This particular coin was struck on an undersized nickel planchet. As a result, the legend “LIBERTY” and part of President Franklin’s scalp are cut off by the coin’s rim. This error also affects the reverse, cutting off the “IN GOD WE TRUST” motto. Appearance-wise, the coin is in great condition, lacking any blemishes. It exchanged hands in an auction for $5,750 in 2006.
The same coin was later sold in 2009 for $4,313.
Final Thoughts: Is the 1962 Half Dollar Worth Collecting?
The 1962 Franklin half dollar is quite a valuable coin. It is one of those old coins that contain actual silver. Circulated 1962 Franklin half dollars can fetch anywhere between $9 and $9.50.
For the big bucks, you need to hunt down uncirculated examples. These mint statecoins can earn you up to $1,900. Proof coins of this error are absolute jackpots, with pristine examples selling for up to $9,200.
The 1962 Franklin half dollar is a worthy investment.
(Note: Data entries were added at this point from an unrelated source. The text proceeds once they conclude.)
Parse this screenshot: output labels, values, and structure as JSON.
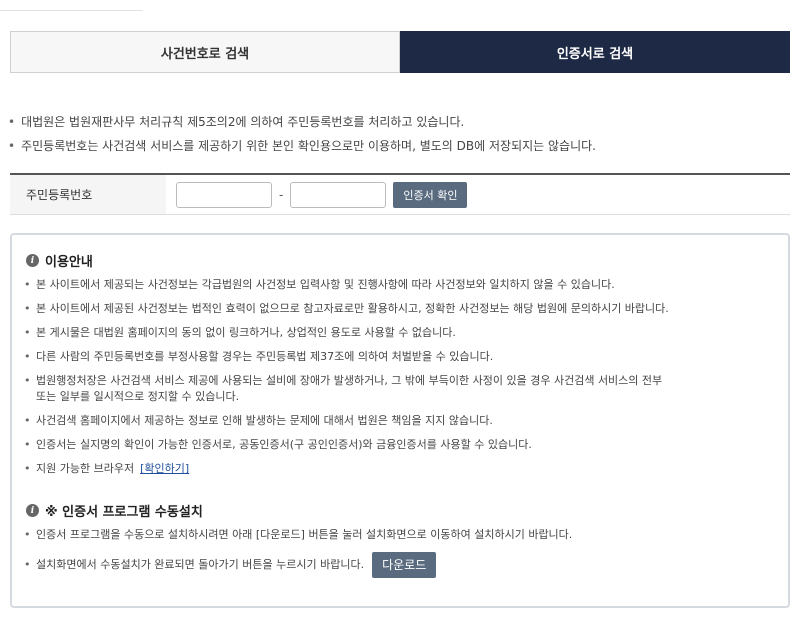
{
  "tabs": [
    {
      "label": "사건번호로 검색",
      "active": false
    },
    {
      "label": "인증서로 검색",
      "active": true
    }
  ],
  "notices": [
    "대법원은 법원재판사무 처리규칙 제5조의2에 의하여 주민등록번호를 처리하고 있습니다.",
    "주민등록번호는 사건검색 서비스를 제공하기 위한 본인 확인용으로만 이용하며, 별도의 DB에 저장되지는 않습니다."
  ],
  "id_form": {
    "label": "주민등록번호",
    "first_value": "",
    "second_value": "",
    "separator": "-",
    "confirm_label": "인증서 확인"
  },
  "guide": {
    "title": "이용안내",
    "items": [
      "본 사이트에서 제공되는 사건정보는 각급법원의 사건정보 입력사항 및 진행사항에 따라 사건정보와 일치하지 않을 수 있습니다.",
      "본 사이트에서 제공된 사건정보는 법적인 효력이 없으므로 참고자료로만 활용하시고, 정확한 사건정보는 해당 법원에 문의하시기 바랍니다.",
      "본 게시물은 대법원 홈페이지의 동의 없이 링크하거나, 상업적인 용도로 사용할 수 없습니다.",
      "다른 사람의 주민등록번호를 부정사용할 경우는 주민등록법 제37조에 의하여 처벌받을 수 있습니다.",
      "법원행정처장은 사건검색 서비스 제공에 사용되는 설비에 장애가 발생하거나, 그 밖에 부득이한 사정이 있을 경우 사건검색 서비스의 전부",
      "또는 일부를 일시적으로 정지할 수 있습니다.",
      "사건검색 홈페이지에서 제공하는 정보로 인해 발생하는 문제에 대해서 법원은 책임을 지지 않습니다.",
      "인증서는 실지명의 확인이 가능한 인증서로, 공동인증서(구 공인인증서)와 금융인증서를 사용할 수 있습니다."
    ],
    "browser_text": "지원 가능한 브라우저",
    "browser_link": "[확인하기]"
  },
  "install": {
    "title": "※ 인증서 프로그램 수동설치",
    "item1": "인증서 프로그램을 수동으로 설치하시려면 아래 [다운로드] 버튼을 눌러 설치화면으로 이동하여 설치하시기 바랍니다.",
    "item2": "설치화면에서 수동설치가 완료되면 돌아가기 버튼을 누르시기 바랍니다.",
    "download_label": "다운로드"
  }
}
Jenson is a professional numismatist, a dedicated coin collector, a graduate of the College of Business at Oregon State, a life member of the American Numismatic Association (ANA), and an overall coin nerd. He is the founder of Coin Value List.